    1. re: Chris VR

      No Bow ties are different than rosettes - bowties are fried alone - rosettes are fried with the mold as mentioned above -

    2. I think the trick is the temperature of your oil. It must be hot enough to crisp the cookies but not too hot of they will burn. Try using a candy thermometer when frying and see if it helps. I made these years ago and OD'd on them.

      1. Hey, Itza... I love to make Rosette cookies. Here's a few tips: Refrigerate your batter for 2 hours prior for crispier cookies. Your oil temp must remain constant. Add food coloring or flavoring (vanilla, almond, lemon) or cocoa to batter for a change and interchange evaporated milk, milk, or beer in your batter. Stir batter occasionally because oil gets in there. Season your molds prior to use in oven or in the oil for 15 minutes. Flip them once browned to set the other side. Completely submerge your iron with batter on it and sometimes you will need to jiggle the iron to get the batter off in the oil.

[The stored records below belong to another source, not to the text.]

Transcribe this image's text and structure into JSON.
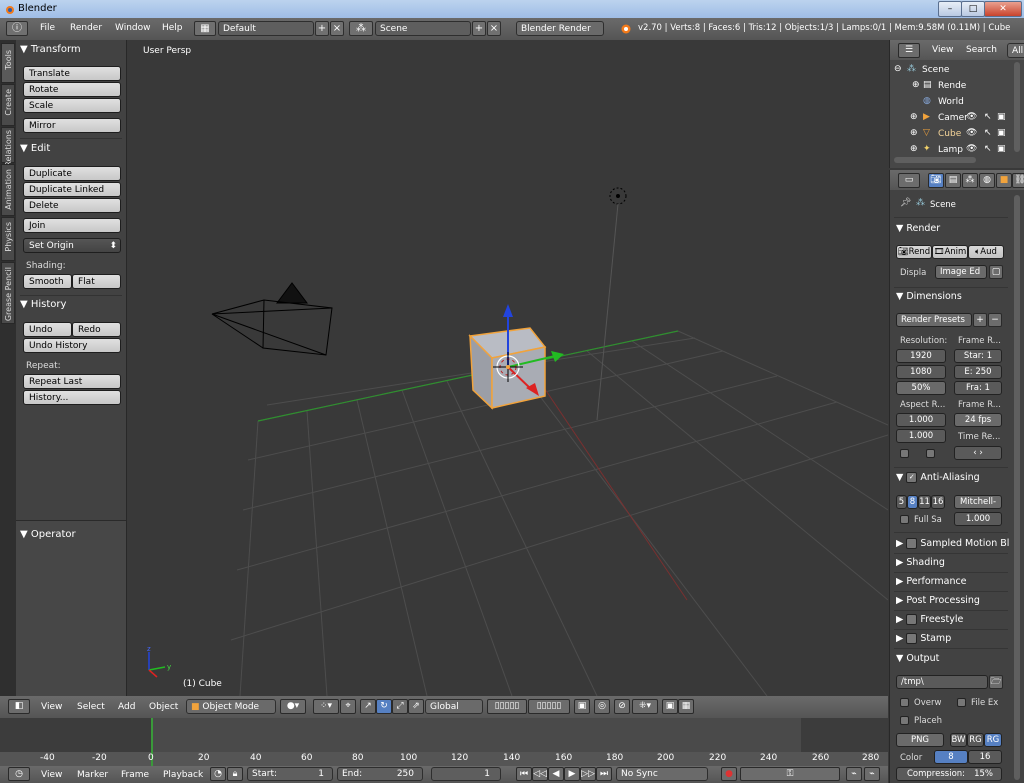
{
  "window": {
    "title": "Blender"
  },
  "topbar": {
    "menus": [
      "File",
      "Render",
      "Window",
      "Help"
    ],
    "screen_layout": "Default",
    "scene": "Scene",
    "engine": "Blender Render",
    "stats": "v2.70 | Verts:8 | Faces:6 | Tris:12 | Objects:1/3 | Lamps:0/1 | Mem:9.58M (0.11M) | Cube"
  },
  "tool_tabs": [
    "Tools",
    "Create",
    "Relations",
    "Animation",
    "Physics",
    "Grease Pencil"
  ],
  "toolshelf": {
    "transform_header": "Transform",
    "translate": "Translate",
    "rotate": "Rotate",
    "scale": "Scale",
    "mirror": "Mirror",
    "edit_header": "Edit",
    "duplicate": "Duplicate",
    "duplicate_linked": "Duplicate Linked",
    "delete": "Delete",
    "join": "Join",
    "set_origin": "Set Origin",
    "shading_label": "Shading:",
    "smooth": "Smooth",
    "flat": "Flat",
    "history_header": "History",
    "undo": "Undo",
    "redo": "Redo",
    "undo_history": "Undo History",
    "repeat_label": "Repeat:",
    "repeat_last": "Repeat Last",
    "history": "History...",
    "operator_header": "Operator"
  },
  "viewport": {
    "view_name": "User Persp",
    "object_label": "(1) Cube"
  },
  "view_header": {
    "menus": [
      "View",
      "Select",
      "Add",
      "Object"
    ],
    "mode": "Object Mode",
    "orientation": "Global"
  },
  "timeline": {
    "ruler": [
      "-40",
      "-20",
      "0",
      "20",
      "40",
      "60",
      "80",
      "100",
      "120",
      "140",
      "160",
      "180",
      "200",
      "220",
      "240",
      "260",
      "280"
    ],
    "menus": [
      "View",
      "Marker",
      "Frame",
      "Playback"
    ],
    "start_label": "Start:",
    "start_value": "1",
    "end_label": "End:",
    "end_value": "250",
    "current_frame": "1",
    "sync": "No Sync"
  },
  "outliner": {
    "menus": [
      "View",
      "Search"
    ],
    "filter": "All",
    "items": [
      "Scene",
      "Rende",
      "World",
      "Camer",
      "Cube",
      "Lamp"
    ]
  },
  "properties": {
    "context": "Scene",
    "render_header": "Render",
    "render_buttons": [
      "Rend",
      "Anim",
      "Aud"
    ],
    "display_label": "Displa",
    "display_value": "Image Ed",
    "dimensions_header": "Dimensions",
    "render_presets": "Render Presets",
    "resolution_label": "Resolution:",
    "res_x": "1920",
    "res_y": "1080",
    "res_pct": "50%",
    "frame_range_label": "Frame R...",
    "frame_start": "Star: 1",
    "frame_end": "E: 250",
    "frame_step": "Fra: 1",
    "aspect_label": "Aspect R...",
    "aspect_x": "1.000",
    "aspect_y": "1.000",
    "frame_rate_label": "Frame R...",
    "fps": "24 fps",
    "time_remap_label": "Time Re...",
    "aa_header": "Anti-Aliasing",
    "aa_samples": [
      "5",
      "8",
      "11",
      "16"
    ],
    "aa_filter": "Mitchell-",
    "full_sample": "Full Sa",
    "filter_size": "1.000",
    "collapsed_panels": [
      "Sampled Motion Bl",
      "Shading",
      "Performance",
      "Post Processing",
      "Freestyle",
      "Stamp"
    ],
    "output_header": "Output",
    "output_path": "/tmp\\",
    "overwrite": "Overw",
    "file_ext": "File Ex",
    "placeholders": "Placeh",
    "format": "PNG",
    "color_modes": [
      "BW",
      "RG",
      "RG"
    ],
    "color_label": "Color",
    "color_depth": [
      "8",
      "16"
    ],
    "compression": "Compression:",
    "compression_value": "15%"
  },
  "colors": {
    "accent_blue": "#5680c2",
    "selection_orange": "#f1a33c",
    "grid_line": "#4a4a4a",
    "x_axis": "#9b3030",
    "y_axis": "#2f8f2f"
  }
}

        You probably needed this before Christmas - but hope this helps for next time!


        1. I've owned this cookie iron for over 20 years and I have tried and tried to make these, and I think I'm a pretty good cook. But for the life of me I can not make these! The cookie will not release, or whatever and I make the biggest mess. Last year I got so frustrated thatI tossed the box and its contents into the trash, later to dig it out only because I'm not a quitter.

          Thank you Martha, I will give it another try.

          1 Reply
          1. re: chef chicklet

            I made them LAST NIGHT because of your post! The New Year's Eve lot loved them so much they watched over me until the next batch was ready to eat. Then I spent time making little cups (100 of them) and today I'm filling a tray with them: tuna salad, chicken salad, cheese, instant pudding, crushed meatballs, spinach, carrot/squash, sweet potato... and taking them to my day with best friend's family. Little edibles all day long. NO PROBLEM with any of them last night. Fun, easy, and delicious. I'm hooked and addicted and WANT MORE MOLDS.

          2. Dip the iron in the hot oil before each and every cookie. Make sure the batter doesn't get to the top of the head, only half way up is best.